Data about app and page elements
════════
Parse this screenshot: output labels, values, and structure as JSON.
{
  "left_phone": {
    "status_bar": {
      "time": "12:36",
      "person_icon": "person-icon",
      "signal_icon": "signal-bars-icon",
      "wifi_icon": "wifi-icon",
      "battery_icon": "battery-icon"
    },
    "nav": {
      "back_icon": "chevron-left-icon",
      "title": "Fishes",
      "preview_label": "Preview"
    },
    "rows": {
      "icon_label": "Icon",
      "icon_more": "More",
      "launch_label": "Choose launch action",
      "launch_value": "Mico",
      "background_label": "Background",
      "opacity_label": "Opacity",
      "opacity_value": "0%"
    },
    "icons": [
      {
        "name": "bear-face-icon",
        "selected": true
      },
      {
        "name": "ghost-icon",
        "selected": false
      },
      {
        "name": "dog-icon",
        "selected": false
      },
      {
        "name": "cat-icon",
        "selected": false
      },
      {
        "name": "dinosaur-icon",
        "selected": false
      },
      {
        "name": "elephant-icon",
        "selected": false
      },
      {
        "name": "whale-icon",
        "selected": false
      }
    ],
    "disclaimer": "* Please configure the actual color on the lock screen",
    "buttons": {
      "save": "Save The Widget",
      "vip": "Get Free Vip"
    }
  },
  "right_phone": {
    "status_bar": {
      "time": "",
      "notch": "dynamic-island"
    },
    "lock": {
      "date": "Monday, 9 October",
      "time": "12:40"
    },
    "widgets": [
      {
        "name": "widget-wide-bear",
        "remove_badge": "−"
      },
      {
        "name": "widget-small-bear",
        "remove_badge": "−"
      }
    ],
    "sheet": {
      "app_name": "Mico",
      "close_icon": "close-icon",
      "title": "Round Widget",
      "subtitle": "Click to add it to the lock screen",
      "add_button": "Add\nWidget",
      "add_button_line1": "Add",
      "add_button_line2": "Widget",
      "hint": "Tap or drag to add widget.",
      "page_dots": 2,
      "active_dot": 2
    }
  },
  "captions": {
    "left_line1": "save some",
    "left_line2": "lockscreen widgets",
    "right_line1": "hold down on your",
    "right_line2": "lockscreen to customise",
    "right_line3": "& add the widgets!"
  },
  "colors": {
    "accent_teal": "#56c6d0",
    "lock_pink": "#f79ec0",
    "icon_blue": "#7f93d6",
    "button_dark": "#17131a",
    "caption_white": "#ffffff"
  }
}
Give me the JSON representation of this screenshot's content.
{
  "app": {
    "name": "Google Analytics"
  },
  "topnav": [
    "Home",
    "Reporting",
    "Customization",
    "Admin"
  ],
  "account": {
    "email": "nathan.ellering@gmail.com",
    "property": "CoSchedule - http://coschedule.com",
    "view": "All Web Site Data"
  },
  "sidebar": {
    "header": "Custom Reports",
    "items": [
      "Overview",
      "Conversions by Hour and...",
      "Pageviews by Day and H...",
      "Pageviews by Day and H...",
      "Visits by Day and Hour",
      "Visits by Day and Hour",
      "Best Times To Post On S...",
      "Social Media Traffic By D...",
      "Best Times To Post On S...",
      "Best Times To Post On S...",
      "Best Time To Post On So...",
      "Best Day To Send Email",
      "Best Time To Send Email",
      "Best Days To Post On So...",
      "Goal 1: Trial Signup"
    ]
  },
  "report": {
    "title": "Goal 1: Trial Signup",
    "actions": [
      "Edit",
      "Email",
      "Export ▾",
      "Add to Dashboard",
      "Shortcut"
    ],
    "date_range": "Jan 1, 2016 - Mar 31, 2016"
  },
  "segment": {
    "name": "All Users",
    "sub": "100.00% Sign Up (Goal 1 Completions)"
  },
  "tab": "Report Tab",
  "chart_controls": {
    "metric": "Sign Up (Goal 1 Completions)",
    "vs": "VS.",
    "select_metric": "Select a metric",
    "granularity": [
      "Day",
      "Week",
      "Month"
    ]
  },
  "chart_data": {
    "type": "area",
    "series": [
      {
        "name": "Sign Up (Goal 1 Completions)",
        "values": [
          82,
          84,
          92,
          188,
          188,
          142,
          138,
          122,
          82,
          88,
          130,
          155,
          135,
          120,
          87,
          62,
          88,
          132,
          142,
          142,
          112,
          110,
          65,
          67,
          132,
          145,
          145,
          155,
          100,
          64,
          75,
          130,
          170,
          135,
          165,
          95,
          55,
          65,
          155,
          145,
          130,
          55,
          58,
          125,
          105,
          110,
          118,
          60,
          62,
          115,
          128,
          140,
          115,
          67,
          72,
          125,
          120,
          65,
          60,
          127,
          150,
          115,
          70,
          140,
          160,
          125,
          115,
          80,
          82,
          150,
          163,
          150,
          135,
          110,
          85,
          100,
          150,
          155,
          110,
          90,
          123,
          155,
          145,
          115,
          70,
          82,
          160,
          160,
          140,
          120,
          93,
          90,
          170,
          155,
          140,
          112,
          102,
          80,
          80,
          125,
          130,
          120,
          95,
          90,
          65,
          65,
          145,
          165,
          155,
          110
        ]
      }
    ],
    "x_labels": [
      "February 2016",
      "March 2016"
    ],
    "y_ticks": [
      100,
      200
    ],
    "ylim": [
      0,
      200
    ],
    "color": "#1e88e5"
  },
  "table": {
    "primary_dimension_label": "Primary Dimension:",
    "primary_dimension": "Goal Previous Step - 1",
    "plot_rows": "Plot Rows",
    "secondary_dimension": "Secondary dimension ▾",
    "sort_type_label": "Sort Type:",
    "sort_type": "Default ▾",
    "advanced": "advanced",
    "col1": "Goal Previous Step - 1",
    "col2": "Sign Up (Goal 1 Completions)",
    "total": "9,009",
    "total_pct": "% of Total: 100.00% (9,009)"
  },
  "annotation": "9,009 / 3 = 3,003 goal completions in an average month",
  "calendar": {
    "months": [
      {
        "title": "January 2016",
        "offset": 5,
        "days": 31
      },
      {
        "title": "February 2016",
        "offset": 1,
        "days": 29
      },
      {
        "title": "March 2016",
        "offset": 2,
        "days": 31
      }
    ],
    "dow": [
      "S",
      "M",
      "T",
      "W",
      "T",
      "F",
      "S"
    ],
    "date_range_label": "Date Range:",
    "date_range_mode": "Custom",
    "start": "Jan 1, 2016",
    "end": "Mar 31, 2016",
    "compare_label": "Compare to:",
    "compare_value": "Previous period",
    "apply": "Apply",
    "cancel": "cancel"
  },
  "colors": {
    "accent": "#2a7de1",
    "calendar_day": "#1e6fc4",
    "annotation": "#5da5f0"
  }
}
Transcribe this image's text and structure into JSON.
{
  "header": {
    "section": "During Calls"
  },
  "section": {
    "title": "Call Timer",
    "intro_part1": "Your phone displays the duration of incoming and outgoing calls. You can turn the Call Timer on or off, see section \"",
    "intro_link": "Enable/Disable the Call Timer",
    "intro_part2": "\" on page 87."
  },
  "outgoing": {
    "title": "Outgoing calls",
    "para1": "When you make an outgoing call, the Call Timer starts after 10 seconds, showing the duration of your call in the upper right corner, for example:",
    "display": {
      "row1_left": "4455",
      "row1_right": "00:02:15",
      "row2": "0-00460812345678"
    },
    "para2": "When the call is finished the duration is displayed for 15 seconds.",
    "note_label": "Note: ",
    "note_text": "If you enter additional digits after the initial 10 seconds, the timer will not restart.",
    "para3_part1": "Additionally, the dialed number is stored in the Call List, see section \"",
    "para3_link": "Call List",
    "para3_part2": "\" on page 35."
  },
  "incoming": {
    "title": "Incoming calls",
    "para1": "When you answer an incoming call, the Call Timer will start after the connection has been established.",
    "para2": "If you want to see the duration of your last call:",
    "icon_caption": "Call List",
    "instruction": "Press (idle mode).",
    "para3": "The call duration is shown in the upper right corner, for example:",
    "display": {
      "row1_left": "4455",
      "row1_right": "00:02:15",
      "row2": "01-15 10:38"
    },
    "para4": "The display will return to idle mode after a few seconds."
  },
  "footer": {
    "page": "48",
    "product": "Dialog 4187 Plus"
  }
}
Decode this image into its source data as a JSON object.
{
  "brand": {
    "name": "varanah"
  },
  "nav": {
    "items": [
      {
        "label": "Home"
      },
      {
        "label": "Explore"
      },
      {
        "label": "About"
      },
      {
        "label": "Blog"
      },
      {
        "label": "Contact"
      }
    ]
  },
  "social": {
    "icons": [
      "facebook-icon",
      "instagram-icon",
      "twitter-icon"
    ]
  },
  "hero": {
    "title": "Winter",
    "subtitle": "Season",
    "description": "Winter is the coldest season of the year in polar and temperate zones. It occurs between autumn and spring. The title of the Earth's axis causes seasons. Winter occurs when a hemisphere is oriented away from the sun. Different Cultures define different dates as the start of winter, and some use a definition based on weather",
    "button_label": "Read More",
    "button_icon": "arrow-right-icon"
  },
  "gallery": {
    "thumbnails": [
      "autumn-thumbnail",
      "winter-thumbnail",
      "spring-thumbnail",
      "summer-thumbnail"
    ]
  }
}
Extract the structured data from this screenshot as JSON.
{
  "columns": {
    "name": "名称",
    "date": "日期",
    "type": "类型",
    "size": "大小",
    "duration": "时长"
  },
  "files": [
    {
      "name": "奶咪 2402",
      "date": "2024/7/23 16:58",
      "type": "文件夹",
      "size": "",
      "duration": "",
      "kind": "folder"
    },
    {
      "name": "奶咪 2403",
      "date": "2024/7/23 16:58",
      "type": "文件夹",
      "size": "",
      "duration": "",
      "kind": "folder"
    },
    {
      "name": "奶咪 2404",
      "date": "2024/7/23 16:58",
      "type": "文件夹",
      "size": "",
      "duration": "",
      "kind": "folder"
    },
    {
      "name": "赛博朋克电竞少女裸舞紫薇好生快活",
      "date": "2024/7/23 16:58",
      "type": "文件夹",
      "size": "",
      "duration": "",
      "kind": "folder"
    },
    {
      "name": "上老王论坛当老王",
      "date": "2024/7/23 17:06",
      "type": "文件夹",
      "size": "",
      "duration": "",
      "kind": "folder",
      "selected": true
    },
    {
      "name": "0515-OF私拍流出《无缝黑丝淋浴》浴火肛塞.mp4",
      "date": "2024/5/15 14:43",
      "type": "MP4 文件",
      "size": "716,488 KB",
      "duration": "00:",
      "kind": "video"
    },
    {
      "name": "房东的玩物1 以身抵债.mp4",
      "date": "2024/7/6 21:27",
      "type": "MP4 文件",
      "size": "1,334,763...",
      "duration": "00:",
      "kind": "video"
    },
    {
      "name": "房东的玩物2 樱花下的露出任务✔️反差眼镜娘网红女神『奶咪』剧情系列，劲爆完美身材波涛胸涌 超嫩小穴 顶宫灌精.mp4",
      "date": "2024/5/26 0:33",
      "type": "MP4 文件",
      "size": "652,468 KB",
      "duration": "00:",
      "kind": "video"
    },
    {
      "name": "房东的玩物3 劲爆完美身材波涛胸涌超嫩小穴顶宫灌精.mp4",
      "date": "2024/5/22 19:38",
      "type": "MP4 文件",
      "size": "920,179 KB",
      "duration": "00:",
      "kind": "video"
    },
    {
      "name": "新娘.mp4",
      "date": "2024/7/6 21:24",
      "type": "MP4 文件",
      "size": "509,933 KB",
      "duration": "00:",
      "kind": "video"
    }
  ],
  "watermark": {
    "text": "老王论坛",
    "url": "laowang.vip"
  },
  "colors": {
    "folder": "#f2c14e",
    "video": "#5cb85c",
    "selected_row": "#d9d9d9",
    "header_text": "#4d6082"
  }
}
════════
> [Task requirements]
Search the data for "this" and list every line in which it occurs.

> [Reply to the task]
Parse this screenshot: output labels, values, and structure as JSON.
Give me the JSON representation of this screenshot's content.
Transcribe this image's text and structure into JSON.
Decode this image into its source data as a JSON object.
Extract the structured data from this screenshot as JSON.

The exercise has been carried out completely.